→ **WHAT TO PRODUCE**
The answer should be an exact copy of the data.

---------- DATA EXCERPTS ----------

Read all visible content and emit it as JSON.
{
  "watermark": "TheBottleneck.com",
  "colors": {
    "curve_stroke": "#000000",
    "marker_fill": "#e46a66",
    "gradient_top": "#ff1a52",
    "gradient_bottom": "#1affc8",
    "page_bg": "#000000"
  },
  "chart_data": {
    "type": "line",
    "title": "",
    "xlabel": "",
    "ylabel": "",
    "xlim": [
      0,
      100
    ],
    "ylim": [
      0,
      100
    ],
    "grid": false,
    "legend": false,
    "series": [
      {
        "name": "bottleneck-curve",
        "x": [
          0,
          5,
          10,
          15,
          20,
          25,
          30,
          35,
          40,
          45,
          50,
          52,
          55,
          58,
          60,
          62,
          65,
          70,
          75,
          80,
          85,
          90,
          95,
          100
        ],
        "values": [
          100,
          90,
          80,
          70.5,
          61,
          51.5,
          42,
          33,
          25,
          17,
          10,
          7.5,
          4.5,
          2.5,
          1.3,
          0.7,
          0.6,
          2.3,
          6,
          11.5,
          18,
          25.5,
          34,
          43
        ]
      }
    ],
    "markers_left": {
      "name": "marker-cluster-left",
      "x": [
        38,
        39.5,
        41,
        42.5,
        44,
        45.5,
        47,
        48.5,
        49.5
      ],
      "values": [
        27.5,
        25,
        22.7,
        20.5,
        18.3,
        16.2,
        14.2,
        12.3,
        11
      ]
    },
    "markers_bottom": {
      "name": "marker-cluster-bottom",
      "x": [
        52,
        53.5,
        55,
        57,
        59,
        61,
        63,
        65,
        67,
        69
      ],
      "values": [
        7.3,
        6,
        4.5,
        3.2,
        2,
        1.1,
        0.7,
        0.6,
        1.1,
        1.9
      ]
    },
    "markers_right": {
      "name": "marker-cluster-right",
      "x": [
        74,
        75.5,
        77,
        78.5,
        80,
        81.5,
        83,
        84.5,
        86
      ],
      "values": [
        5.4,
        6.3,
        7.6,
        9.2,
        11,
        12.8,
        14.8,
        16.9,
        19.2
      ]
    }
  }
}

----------

→ **RESPONSE TO THE TASK**
Read all visible content and emit it as JSON.
{
  "watermark": "TheBottleneck.com",
  "colors": {
    "curve_stroke": "#000000",
    "marker_fill": "#e46a66",
    "gradient_top": "#ff1a52",
    "gradient_bottom": "#1affc8",
    "page_bg": "#000000"
  },
  "chart_data": {
    "type": "line",
    "title": "",
    "xlabel": "",
    "ylabel": "",
    "xlim": [
      0,
      100
    ],
    "ylim": [
      0,
      100
    ],
    "grid": false,
    "legend": false,
    "series": [
      {
        "name": "bottleneck-curve",
        "x": [
          0,
          5,
          10,
          15,
          20,
          25,
          30,
          35,
          40,
          45,
          50,
          52,
          55,
          58,
          60,
          62,
          65,
          70,
          75,
          80,
          85,
          90,
          95,
          100
        ],
        "values": [
          100,
          90,
          80,
          70.5,
          61,
          51.5,
          42,
          33,
          25,
          17,
          10,
          7.5,
          4.5,
          2.5,
          1.3,
          0.7,
          0.6,
          2.3,
          6,
          11.5,
          18,
          25.5,
          34,
          43
        ]
      }
    ],
    "markers_left": {
      "name": "marker-cluster-left",
      "x": [
        38,
        39.5,
        41,
        42.5,
        44,
        45.5,
        47,
        48.5,
        49.5
      ],
      "values": [
        27.5,
        25,
        22.7,
        20.5,
        18.3,
        16.2,
        14.2,
        12.3,
        11
      ]
    },
    "markers_bottom": {
      "name": "marker-cluster-bottom",
      "x": [
        52,
        53.5,
        55,
        57,
        59,
        61,
        63,
        65,
        67,
        69
      ],
      "values": [
        7.3,
        6,
        4.5,
        3.2,
        2,
        1.1,
        0.7,
        0.6,
        1.1,
        1.9
      ]
    },
    "markers_right": {
      "name": "marker-cluster-right",
      "x": [
        74,
        75.5,
        77,
        78.5,
        80,
        81.5,
        83,
        84.5,
        86
      ],
      "values": [
        5.4,
        6.3,
        7.6,
        9.2,
        11,
        12.8,
        14.8,
        16.9,
        19.2
      ]
    }
  }
}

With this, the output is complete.